1. Simply Resubmit the Application
As simplistic as this might sound, merely resubmitting your immigration or citizenship application is often by far the least expensive and most effective way over overturning an adverse Immigration, Refugees and Citizenship Canada (IRCC) rejection. However, there are two important caveats to this principle.
First, if your application has been rejected because you have been found to be inadmissible, resubmission is not going to help you. You are going to need an appeal or judicial review. Checking the wrong box or forgetting to include information in an application, or having some underlying difficulty like a medical or criminal background issue, which leads to an IRCC finding the you're inadmissible to Canada, can't simply be cured by more paperwork once an IRCC officer has made a final decision against you.
Second, even if there is no final negative finding made against you, rather just a "you didn't qualify based on what you told us" decision, don't just resubmit the exactly the same forms with the same supporting material a second time. If you failed once, you're going to fail again. Even if you were unlucky enough to get an IRCC officer having an off day that first time, the next officer to review your application will look at the notes of the first officer, and then scrutinize your application for something new. Did you fix the problem answers or questions you totally missed answering? Have you included more compelling supporting documents?
Even if you don't need an appeal or judicial review, If you've tried and failed on the initial submission of an immigration or citizenship application, it's probably time to get a lawyer for the resubmission. An immigration and citizenship lawyer will be best placed to figure out what exactly went wrong the first time, if resubmitting is worth it, or if other remedies are needed, and exactly how to best resubmit to maximize the prospect of success a second time around.
2. Appeal to the Immigration and Refugee Board (IRB)
A large number of IRCC officer immigration and citizenship decisions unfortunately do not have a right of appeal to the IRB. Because who has, and does not have, a right of appeal can become such a complex legal question of statutory interpretation, it's advisable that you contact a lawyer for legal advice on your options, even if you're thinking of trying to do an IRB appeal yourself. You don't want to be put in the position of filing an IRB appeal, only to be told months later that the IRB has no jurisdiction over your issues, and that you should have sought leave to bring a judicial review application to the Federal Court where the very narrow 15 day window to have filed leave application to the court expired long ago.

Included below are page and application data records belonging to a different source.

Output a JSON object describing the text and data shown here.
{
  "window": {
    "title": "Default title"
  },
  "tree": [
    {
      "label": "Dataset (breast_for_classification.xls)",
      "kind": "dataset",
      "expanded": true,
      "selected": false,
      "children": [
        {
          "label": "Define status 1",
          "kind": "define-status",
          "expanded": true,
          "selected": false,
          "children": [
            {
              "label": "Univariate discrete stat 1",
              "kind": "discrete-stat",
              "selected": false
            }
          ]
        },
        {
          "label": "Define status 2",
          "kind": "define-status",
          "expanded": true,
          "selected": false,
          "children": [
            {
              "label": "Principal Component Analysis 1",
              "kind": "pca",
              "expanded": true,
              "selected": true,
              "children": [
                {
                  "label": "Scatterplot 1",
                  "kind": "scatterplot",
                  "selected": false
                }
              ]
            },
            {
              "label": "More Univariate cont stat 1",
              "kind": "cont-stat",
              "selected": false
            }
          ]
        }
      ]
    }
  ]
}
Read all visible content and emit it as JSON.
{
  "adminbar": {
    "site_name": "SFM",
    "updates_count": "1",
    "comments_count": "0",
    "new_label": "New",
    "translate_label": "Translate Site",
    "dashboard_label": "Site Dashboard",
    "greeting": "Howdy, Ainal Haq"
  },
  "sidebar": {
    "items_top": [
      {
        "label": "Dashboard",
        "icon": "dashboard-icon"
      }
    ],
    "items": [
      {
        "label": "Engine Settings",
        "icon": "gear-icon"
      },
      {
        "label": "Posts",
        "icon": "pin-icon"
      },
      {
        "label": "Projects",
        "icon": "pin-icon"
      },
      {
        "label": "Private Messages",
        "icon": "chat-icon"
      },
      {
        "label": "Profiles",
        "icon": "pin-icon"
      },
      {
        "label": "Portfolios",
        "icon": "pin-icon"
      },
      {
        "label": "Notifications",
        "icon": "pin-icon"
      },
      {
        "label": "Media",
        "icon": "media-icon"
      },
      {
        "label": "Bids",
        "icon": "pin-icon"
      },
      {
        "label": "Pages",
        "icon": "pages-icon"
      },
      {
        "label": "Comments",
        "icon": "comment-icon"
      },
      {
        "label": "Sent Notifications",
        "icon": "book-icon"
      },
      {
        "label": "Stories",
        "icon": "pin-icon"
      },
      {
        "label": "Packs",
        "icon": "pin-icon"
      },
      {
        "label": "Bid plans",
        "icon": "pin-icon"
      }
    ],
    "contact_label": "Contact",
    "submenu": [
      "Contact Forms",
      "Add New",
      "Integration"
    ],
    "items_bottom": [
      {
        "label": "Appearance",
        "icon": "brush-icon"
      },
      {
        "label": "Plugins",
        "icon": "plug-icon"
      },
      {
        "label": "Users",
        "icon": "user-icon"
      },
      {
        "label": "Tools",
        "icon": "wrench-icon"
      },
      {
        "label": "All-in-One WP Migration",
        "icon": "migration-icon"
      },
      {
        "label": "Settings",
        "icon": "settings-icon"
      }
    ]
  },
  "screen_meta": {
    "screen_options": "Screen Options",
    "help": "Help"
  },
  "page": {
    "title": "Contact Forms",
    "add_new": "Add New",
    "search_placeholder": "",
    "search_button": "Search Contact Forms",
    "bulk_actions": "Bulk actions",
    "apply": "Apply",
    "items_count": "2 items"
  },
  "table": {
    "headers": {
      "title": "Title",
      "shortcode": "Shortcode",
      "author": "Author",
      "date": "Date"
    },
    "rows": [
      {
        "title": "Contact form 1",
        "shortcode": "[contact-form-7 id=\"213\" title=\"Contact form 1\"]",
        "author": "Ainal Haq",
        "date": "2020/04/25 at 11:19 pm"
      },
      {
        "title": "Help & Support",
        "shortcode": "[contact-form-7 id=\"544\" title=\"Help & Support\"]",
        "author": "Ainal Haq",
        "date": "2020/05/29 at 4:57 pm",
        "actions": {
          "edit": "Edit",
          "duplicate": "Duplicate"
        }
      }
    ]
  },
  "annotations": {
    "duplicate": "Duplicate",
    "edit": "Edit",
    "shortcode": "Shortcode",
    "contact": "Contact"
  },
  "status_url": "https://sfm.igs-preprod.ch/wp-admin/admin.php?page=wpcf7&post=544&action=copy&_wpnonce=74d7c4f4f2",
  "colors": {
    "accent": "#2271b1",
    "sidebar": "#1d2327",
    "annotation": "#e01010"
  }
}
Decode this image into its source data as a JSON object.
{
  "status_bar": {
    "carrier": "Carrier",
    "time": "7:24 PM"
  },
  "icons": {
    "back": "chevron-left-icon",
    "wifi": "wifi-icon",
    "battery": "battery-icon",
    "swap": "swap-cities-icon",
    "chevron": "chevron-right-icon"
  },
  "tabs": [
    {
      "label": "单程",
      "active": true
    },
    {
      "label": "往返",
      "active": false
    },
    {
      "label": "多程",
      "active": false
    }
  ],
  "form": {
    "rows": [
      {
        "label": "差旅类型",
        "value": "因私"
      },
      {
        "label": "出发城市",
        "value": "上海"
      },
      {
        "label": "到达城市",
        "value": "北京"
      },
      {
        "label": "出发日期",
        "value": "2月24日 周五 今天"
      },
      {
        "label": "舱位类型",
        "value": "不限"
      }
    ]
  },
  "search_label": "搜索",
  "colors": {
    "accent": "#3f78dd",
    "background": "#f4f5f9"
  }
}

Even though the IRB is a less formal place the Federal Court, it still has lots of rules of evidence and procedure that you need to be aware of if you're planning to seek help there. First is that you can't be late in filing your notice of appeal. Second, you need to be precise in explaining why you believe there was a legal error made by the IRCC in rejecting your immigration or citizenship application. Third, if your case does make it to an IRB hearing, you need to be prepared to present evidence (including witnesses and documents), as well as legal argument (including precedent caselaw and statutory references) as to why your argument should succeed.
We believe that not necessarily every initial application to the IRCC for immigration or citizenship needs a lawyer (though a lawyer would always maximize your prospects of success), but that the IRB is so much like a court, and the stakes are usually so high, that it is highly advisable to hire a lawyer for an appeal. We offer flat block fees for all IRB appeals, at the same rate for either Toronto or Montreal, so you can assess the value of having experienced legal representation to make the most compelling case possible for you.
3. Seek Judicial Review to the Federal Court
Unfortunately the IRB has quite limited jurisdiction and you might fall into one of those cases where an appeal to the IRB is not available. Or you might have already been to the IRB and failed. Either way, if you've got no statutory route of "appeal" left, your only choice is to head to the Federal Court for a "judicial review." A judicial review isn't quite like an "appeal," because in appeal you can usually argue any error of law or sometimes mixed fact and law, whereas for judicial reviews you usually need to argue that the decision being challenged was "unreasonable" which requires meeting a higher threshold to succeed.
The other problem with going to the Federal Court for immigration matters is that a political decision has been made to restrict the number of immigration cases proceeding to the Federal Court each year (unlike in all other challenges to Federal Government action) by requiring a two step process of first seeking "leave" (permission) of the court to bring a judicial review (which is a paper process), and then later filing and arguing the judicial review itself (which includes oral argument before the court) if leave is granted. Over 5000 people a year seek leave to bring immigration judicial reviews to the Federal Court, and only about 1 in 4 are granted. Though that still means over 1200 immigration cases are permitted to proceed annually on judicial reviews which is a healthy number that makes seeking leave worthwhile.
Only lawyers can provide representation in the Federal Court, and while representing yourself at the IRB might be possible (though is not advisable), self-reps at the Federal Court have even greater difficulty because of the even more complex rules and procedures. Thus we believe it is imperative that you retain legal counsel for any judicial review. Like the IRB, we offer flat block fees for any judicial review. Regardless of where in Canada a case originates, the Ottawa headquarters of the Federal Court can deal with it, and we find an earlier hearing date can often be obtained in Ottawa because that is where all Federal Court judges reside.